Stanley Zalkind, president and ceo of Quest Technology; Ian Clark, president of Form Physics; and Jeffrey L. Reed, vp of operations, say they have put their combined experience of nearly 50 years in plastics and powder injection molding into ironing out all the wrinkles in the PIM process. With more than 100 tools, they mold millions of close-tolerance, complex-geometry, high-margin parts for the IT, E/E , medical, and orthodontics markets. They say their system lets them mold to specs that are off the charts, while keeping internal scrap rates in the sub-1 percent range. 

CIM, MIM: What's the difference?

IMM put this question to the joint brain trust of Quest Technology and Form Physics—a CIM molder and a MIM molder that share the same piece of real estate. They say processing the two materials is virtually the same. The main differences are in binders and sintering.

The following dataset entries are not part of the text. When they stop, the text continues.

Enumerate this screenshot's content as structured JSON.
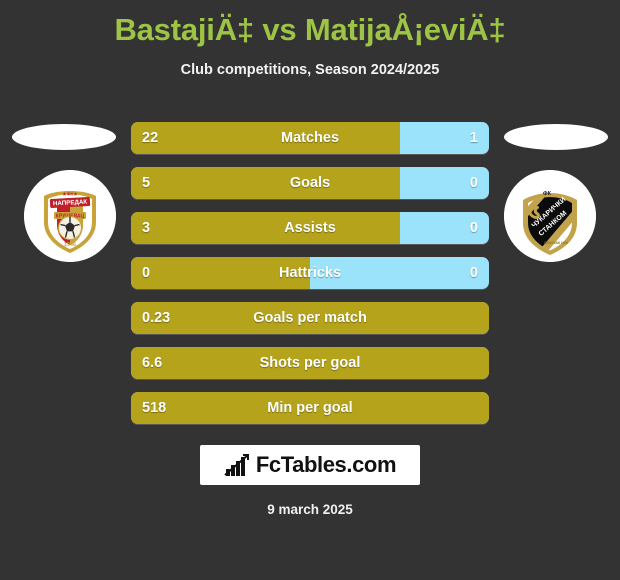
{
  "header": {
    "title": "BastajiÄ‡ vs MatijaÅ¡eviÄ‡",
    "subtitle": "Club competitions, Season 2024/2025"
  },
  "teams": {
    "home": {
      "badge_name": "fk-napredak-krusevac-badge",
      "badge_text_top": "ФК",
      "badge_text_main": "НАПРЕДАК",
      "badge_text_sub": "КРУШЕВАЦ",
      "badge_year": "1946"
    },
    "away": {
      "badge_name": "fk-cukaricki-stankom-badge",
      "badge_text_top": "ФК",
      "badge_text_main": "ЧУКАРИЧКИ",
      "badge_text_sub": "СТАНКОМ"
    }
  },
  "colors": {
    "background": "#333333",
    "title": "#9dc444",
    "home_bar": "#b5a41b",
    "away_bar": "#9ae3fa",
    "text": "#ffffff"
  },
  "chart_data": {
    "type": "bar",
    "title": "BastajiÄ‡ vs MatijaÅ¡eviÄ‡",
    "subtitle": "Club competitions, Season 2024/2025",
    "orientation": "horizontal-opposed",
    "series": [
      {
        "name": "home",
        "color": "#b5a41b"
      },
      {
        "name": "away",
        "color": "#9ae3fa"
      }
    ],
    "categories": [
      "Matches",
      "Goals",
      "Assists",
      "Hattricks",
      "Goals per match",
      "Shots per goal",
      "Min per goal"
    ],
    "rows": [
      {
        "label": "Matches",
        "home": "22",
        "away": "1",
        "home_pct": 75,
        "has_away": true
      },
      {
        "label": "Goals",
        "home": "5",
        "away": "0",
        "home_pct": 75,
        "has_away": true
      },
      {
        "label": "Assists",
        "home": "3",
        "away": "0",
        "home_pct": 75,
        "has_away": true
      },
      {
        "label": "Hattricks",
        "home": "0",
        "away": "0",
        "home_pct": 50,
        "has_away": true
      },
      {
        "label": "Goals per match",
        "home": "0.23",
        "away": "",
        "home_pct": 100,
        "has_away": false
      },
      {
        "label": "Shots per goal",
        "home": "6.6",
        "away": "",
        "home_pct": 100,
        "has_away": false
      },
      {
        "label": "Min per goal",
        "home": "518",
        "away": "",
        "home_pct": 100,
        "has_away": false
      }
    ]
  },
  "footer": {
    "brand": "FcTables.com",
    "brand_icon": "bar-chart-icon",
    "date": "9 march 2025"
  }
}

Compounding is carried out in different mix areas of the plant. Some of their injection molding machines are MIM- or CIM-dedicated. All of the furnaces are. Ceramic parts shrink more than metal parts. Overall, they say CIM is more of a niche. The total market for CIM is much smaller than for MIM, and is being addressed by a fewer number of large companies, most of which do captive work. 

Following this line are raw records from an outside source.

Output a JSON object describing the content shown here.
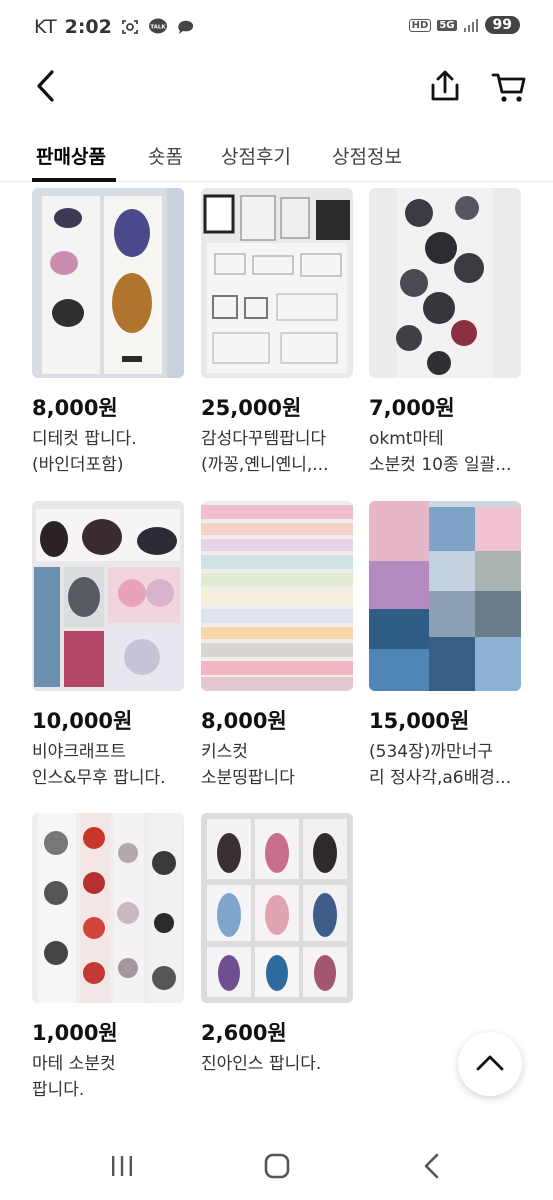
{
  "status_bar": {
    "carrier": "KT",
    "time": "2:02",
    "hd": "HD",
    "network": "5G",
    "battery": "99",
    "talk_badge": "TALK"
  },
  "header": {
    "back_icon": "chevron-left-icon",
    "share_icon": "share-icon",
    "cart_icon": "cart-icon"
  },
  "tabs": [
    {
      "label": "판매상품",
      "active": true
    },
    {
      "label": "숏폼",
      "active": false
    },
    {
      "label": "상점후기",
      "active": false
    },
    {
      "label": "상점정보",
      "active": false
    }
  ],
  "products": [
    {
      "price": "8,000원",
      "title": [
        "디테컷 팝니다.",
        "(바인더포함)"
      ]
    },
    {
      "price": "25,000원",
      "title": [
        "감성다꾸템팝니다",
        "(까꽁,옌니옌니,..."
      ]
    },
    {
      "price": "7,000원",
      "title": [
        "okmt마테",
        "소분컷 10종 일괄..."
      ]
    },
    {
      "price": "10,000원",
      "title": [
        "비야크래프트",
        "인스&무후 팝니다."
      ]
    },
    {
      "price": "8,000원",
      "title": [
        "키스컷",
        "소분띵팝니다"
      ]
    },
    {
      "price": "15,000원",
      "title": [
        "(534장)까만너구",
        "리 정사각,a6배경..."
      ]
    },
    {
      "price": "1,000원",
      "title": [
        "마테 소분컷",
        "팝니다."
      ]
    },
    {
      "price": "2,600원",
      "title": [
        "진아인스 팝니다."
      ]
    }
  ],
  "scroll_top_icon": "chevron-up-icon",
  "navbar": {
    "recent_icon": "recent-apps-icon",
    "home_icon": "home-icon",
    "back_icon": "back-icon"
  }
}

People Make It Work
It's no one thing in PIM, they explain. It's how all of the different things tie together. It's not easy on their people, paying equal attention to keeping every step of the process under unforgiving control, but that's the system. They have learned, for example, that if a part isn't right once it leaves the mold, you can't change it. They avoid secondaries like the plague. They also make their own feedstocks and molds; run them on seven precisely controlled closed loop presses (15 to 55 tons); brown parts in their own high-speed, third-generation solvent debinders; and sinter them to net shape with 99 percent density in custom-built furnaces. 

Open communication helps management make sure employees like what they're doing and ensures that customers like what they're getting. People make the system work, and management has learned that employees pay closer attention when they like their jobs. 

Neither company has ever had a layoff, and no one has left in the past two years. Some who have tried to replicate the Quest Technology/Form Physics PIM system elsewhere reportedly have failed. They may have walked away with one or two system threads, but the brain trust shares with no one how it all ties together. 

Contact information
Quest Technology LP/
 Form Physics Corp.
San Diego, CA
Stanley Zalkind
Phone: (858) 558-1996
Fax: (858) 558-4713
Web: www.questceramics.com

Ian Clark
Phone: (858) 558-2189
Fax: (858) 558-4713
Web: www.formphysics.com

Sign up for the PlasticsToday NewsFeed newsletter.

You May Also Like